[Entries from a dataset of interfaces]

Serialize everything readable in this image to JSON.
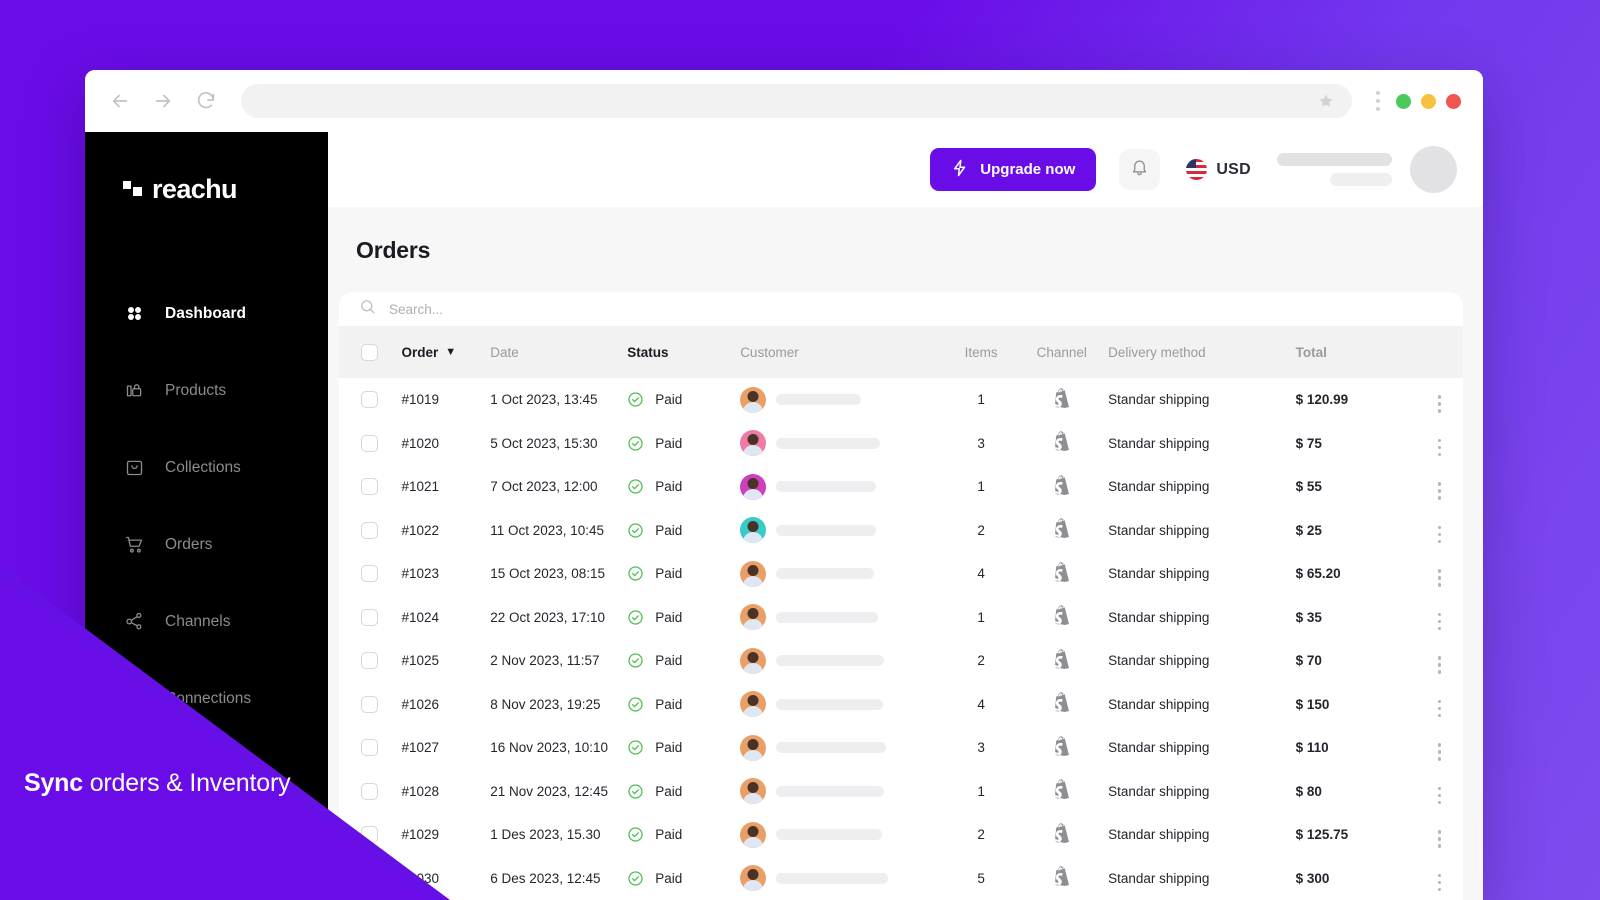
{
  "browser": {
    "back_icon": "arrow-left-icon",
    "forward_icon": "arrow-right-icon",
    "reload_icon": "reload-icon",
    "url_value": "",
    "url_placeholder": "",
    "bookmark_icon": "star-icon",
    "menu_icon": "kebab-menu-icon",
    "window_dots": [
      "#4CC95C",
      "#F7C13E",
      "#F0564F"
    ]
  },
  "sidebar": {
    "logo": "reachu",
    "items": [
      {
        "label": "Dashboard",
        "icon": "grid-icon",
        "active": true
      },
      {
        "label": "Products",
        "icon": "bag-icon",
        "active": false
      },
      {
        "label": "Collections",
        "icon": "collection-icon",
        "active": false
      },
      {
        "label": "Orders",
        "icon": "cart-icon",
        "active": false
      },
      {
        "label": "Channels",
        "icon": "share-nodes-icon",
        "active": false
      },
      {
        "label": "Connections",
        "icon": "users-icon",
        "active": false
      }
    ]
  },
  "topbar": {
    "upgrade_label": "Upgrade now",
    "upgrade_icon": "lightning-bolt-icon",
    "upgrade_color": "#6A0CE8",
    "notifications_icon": "bell-icon",
    "currency_flag": "us-flag-icon",
    "currency_label": "USD",
    "avatar": "user-avatar"
  },
  "page": {
    "title": "Orders",
    "search_placeholder": "Search..."
  },
  "table": {
    "columns": [
      {
        "key": "checkbox",
        "label": "",
        "strong": false
      },
      {
        "key": "order",
        "label": "Order",
        "strong": true,
        "sort": "▼"
      },
      {
        "key": "date",
        "label": "Date",
        "strong": false
      },
      {
        "key": "status",
        "label": "Status",
        "strong": true
      },
      {
        "key": "customer",
        "label": "Customer",
        "strong": false
      },
      {
        "key": "items",
        "label": "Items",
        "strong": false
      },
      {
        "key": "channel",
        "label": "Channel",
        "strong": false
      },
      {
        "key": "delivery",
        "label": "Delivery method",
        "strong": false
      },
      {
        "key": "total",
        "label": "Total",
        "strong": false
      }
    ],
    "status_icon": "check-circle-icon",
    "status_color": "#4DBE52",
    "channel_icon": "shopify-icon",
    "row_menu_icon": "kebab-menu-icon",
    "rows": [
      {
        "order": "#1019",
        "date": "1 Oct 2023, 13:45",
        "status": "Paid",
        "items": "1",
        "channel": "Shopify",
        "delivery": "Standar shipping",
        "total": "$ 120.99",
        "avatar_bg": "#E9A068",
        "name_w": 85
      },
      {
        "order": "#1020",
        "date": "5 Oct 2023, 15:30",
        "status": "Paid",
        "items": "3",
        "channel": "Shopify",
        "delivery": "Standar shipping",
        "total": "$ 75",
        "avatar_bg": "#EE7BA6",
        "name_w": 104
      },
      {
        "order": "#1021",
        "date": "7 Oct 2023, 12:00",
        "status": "Paid",
        "items": "1",
        "channel": "Shopify",
        "delivery": "Standar shipping",
        "total": "$ 55",
        "avatar_bg": "#CE3FC0",
        "name_w": 100
      },
      {
        "order": "#1022",
        "date": "11 Oct 2023, 10:45",
        "status": "Paid",
        "items": "2",
        "channel": "Shopify",
        "delivery": "Standar shipping",
        "total": "$ 25",
        "avatar_bg": "#38CBC9",
        "name_w": 100
      },
      {
        "order": "#1023",
        "date": "15 Oct 2023, 08:15",
        "status": "Paid",
        "items": "4",
        "channel": "Shopify",
        "delivery": "Standar shipping",
        "total": "$ 65.20",
        "avatar_bg": "#E9A068",
        "name_w": 98
      },
      {
        "order": "#1024",
        "date": "22 Oct 2023, 17:10",
        "status": "Paid",
        "items": "1",
        "channel": "Shopify",
        "delivery": "Standar shipping",
        "total": "$ 35",
        "avatar_bg": "#E9A068",
        "name_w": 102
      },
      {
        "order": "#1025",
        "date": "2 Nov 2023, 11:57",
        "status": "Paid",
        "items": "2",
        "channel": "Shopify",
        "delivery": "Standar shipping",
        "total": "$ 70",
        "avatar_bg": "#E9A068",
        "name_w": 108
      },
      {
        "order": "#1026",
        "date": "8 Nov 2023, 19:25",
        "status": "Paid",
        "items": "4",
        "channel": "Shopify",
        "delivery": "Standar shipping",
        "total": "$ 150",
        "avatar_bg": "#E9A068",
        "name_w": 107
      },
      {
        "order": "#1027",
        "date": "16 Nov 2023, 10:10",
        "status": "Paid",
        "items": "3",
        "channel": "Shopify",
        "delivery": "Standar shipping",
        "total": "$ 110",
        "avatar_bg": "#E9A068",
        "name_w": 110
      },
      {
        "order": "#1028",
        "date": "21 Nov 2023, 12:45",
        "status": "Paid",
        "items": "1",
        "channel": "Shopify",
        "delivery": "Standar shipping",
        "total": "$ 80",
        "avatar_bg": "#E9A068",
        "name_w": 108
      },
      {
        "order": "#1029",
        "date": "1 Des 2023, 15.30",
        "status": "Paid",
        "items": "2",
        "channel": "Shopify",
        "delivery": "Standar shipping",
        "total": "$ 125.75",
        "avatar_bg": "#E9A068",
        "name_w": 106
      },
      {
        "order": "#1030",
        "date": "6 Des 2023, 12:45",
        "status": "Paid",
        "items": "5",
        "channel": "Shopify",
        "delivery": "Standar shipping",
        "total": "$ 300",
        "avatar_bg": "#E9A068",
        "name_w": 112
      }
    ]
  },
  "overlay": {
    "tagline_bold": "Sync",
    "tagline_rest": " orders & Inventory",
    "bg_color": "#6A0CE8"
  }
}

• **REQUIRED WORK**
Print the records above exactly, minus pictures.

• **ANSWER TO THE EXERCISE**
Serialize everything readable in this image to JSON.
{
  "browser": {
    "back_icon": "arrow-left-icon",
    "forward_icon": "arrow-right-icon",
    "reload_icon": "reload-icon",
    "url_value": "",
    "url_placeholder": "",
    "bookmark_icon": "star-icon",
    "menu_icon": "kebab-menu-icon",
    "window_dots": [
      "#4CC95C",
      "#F7C13E",
      "#F0564F"
    ]
  },
  "sidebar": {
    "logo": "reachu",
    "items": [
      {
        "label": "Dashboard",
        "icon": "grid-icon",
        "active": true
      },
      {
        "label": "Products",
        "icon": "bag-icon",
        "active": false
      },
      {
        "label": "Collections",
        "icon": "collection-icon",
        "active": false
      },
      {
        "label": "Orders",
        "icon": "cart-icon",
        "active": false
      },
      {
        "label": "Channels",
        "icon": "share-nodes-icon",
        "active": false
      },
      {
        "label": "Connections",
        "icon": "users-icon",
        "active": false
      }
    ]
  },
  "topbar": {
    "upgrade_label": "Upgrade now",
    "upgrade_icon": "lightning-bolt-icon",
    "upgrade_color": "#6A0CE8",
    "notifications_icon": "bell-icon",
    "currency_flag": "us-flag-icon",
    "currency_label": "USD",
    "avatar": "user-avatar"
  },
  "page": {
    "title": "Orders",
    "search_placeholder": "Search..."
  },
  "table": {
    "columns": [
      {
        "key": "checkbox",
        "label": "",
        "strong": false
      },
      {
        "key": "order",
        "label": "Order",
        "strong": true,
        "sort": "▼"
      },
      {
        "key": "date",
        "label": "Date",
        "strong": false
      },
      {
        "key": "status",
        "label": "Status",
        "strong": true
      },
      {
        "key": "customer",
        "label": "Customer",
        "strong": false
      },
      {
        "key": "items",
        "label": "Items",
        "strong": false
      },
      {
        "key": "channel",
        "label": "Channel",
        "strong": false
      },
      {
        "key": "delivery",
        "label": "Delivery method",
        "strong": false
      },
      {
        "key": "total",
        "label": "Total",
        "strong": false
      }
    ],
    "status_icon": "check-circle-icon",
    "status_color": "#4DBE52",
    "channel_icon": "shopify-icon",
    "row_menu_icon": "kebab-menu-icon",
    "rows": [
      {
        "order": "#1019",
        "date": "1 Oct 2023, 13:45",
        "status": "Paid",
        "items": "1",
        "channel": "Shopify",
        "delivery": "Standar shipping",
        "total": "$ 120.99",
        "avatar_bg": "#E9A068",
        "name_w": 85
      },
      {
        "order": "#1020",
        "date": "5 Oct 2023, 15:30",
        "status": "Paid",
        "items": "3",
        "channel": "Shopify",
        "delivery": "Standar shipping",
        "total": "$ 75",
        "avatar_bg": "#EE7BA6",
        "name_w": 104
      },
      {
        "order": "#1021",
        "date": "7 Oct 2023, 12:00",
        "status": "Paid",
        "items": "1",
        "channel": "Shopify",
        "delivery": "Standar shipping",
        "total": "$ 55",
        "avatar_bg": "#CE3FC0",
        "name_w": 100
      },
      {
        "order": "#1022",
        "date": "11 Oct 2023, 10:45",
        "status": "Paid",
        "items": "2",
        "channel": "Shopify",
        "delivery": "Standar shipping",
        "total": "$ 25",
        "avatar_bg": "#38CBC9",
        "name_w": 100
      },
      {
        "order": "#1023",
        "date": "15 Oct 2023, 08:15",
        "status": "Paid",
        "items": "4",
        "channel": "Shopify",
        "delivery": "Standar shipping",
        "total": "$ 65.20",
        "avatar_bg": "#E9A068",
        "name_w": 98
      },
      {
        "order": "#1024",
        "date": "22 Oct 2023, 17:10",
        "status": "Paid",
        "items": "1",
        "channel": "Shopify",
        "delivery": "Standar shipping",
        "total": "$ 35",
        "avatar_bg": "#E9A068",
        "name_w": 102
      },
      {
        "order": "#1025",
        "date": "2 Nov 2023, 11:57",
        "status": "Paid",
        "items": "2",
        "channel": "Shopify",
        "delivery": "Standar shipping",
        "total": "$ 70",
        "avatar_bg": "#E9A068",
        "name_w": 108
      },
      {
        "order": "#1026",
        "date": "8 Nov 2023, 19:25",
        "status": "Paid",
        "items": "4",
        "channel": "Shopify",
        "delivery": "Standar shipping",
        "total": "$ 150",
        "avatar_bg": "#E9A068",
        "name_w": 107
      },
      {
        "order": "#1027",
        "date": "16 Nov 2023, 10:10",
        "status": "Paid",
        "items": "3",
        "channel": "Shopify",
        "delivery": "Standar shipping",
        "total": "$ 110",
        "avatar_bg": "#E9A068",
        "name_w": 110
      },
      {
        "order": "#1028",
        "date": "21 Nov 2023, 12:45",
        "status": "Paid",
        "items": "1",
        "channel": "Shopify",
        "delivery": "Standar shipping",
        "total": "$ 80",
        "avatar_bg": "#E9A068",
        "name_w": 108
      },
      {
        "order": "#1029",
        "date": "1 Des 2023, 15.30",
        "status": "Paid",
        "items": "2",
        "channel": "Shopify",
        "delivery": "Standar shipping",
        "total": "$ 125.75",
        "avatar_bg": "#E9A068",
        "name_w": 106
      },
      {
        "order": "#1030",
        "date": "6 Des 2023, 12:45",
        "status": "Paid",
        "items": "5",
        "channel": "Shopify",
        "delivery": "Standar shipping",
        "total": "$ 300",
        "avatar_bg": "#E9A068",
        "name_w": 112
      }
    ]
  },
  "overlay": {
    "tagline_bold": "Sync",
    "tagline_rest": " orders & Inventory",
    "bg_color": "#6A0CE8"
  }
}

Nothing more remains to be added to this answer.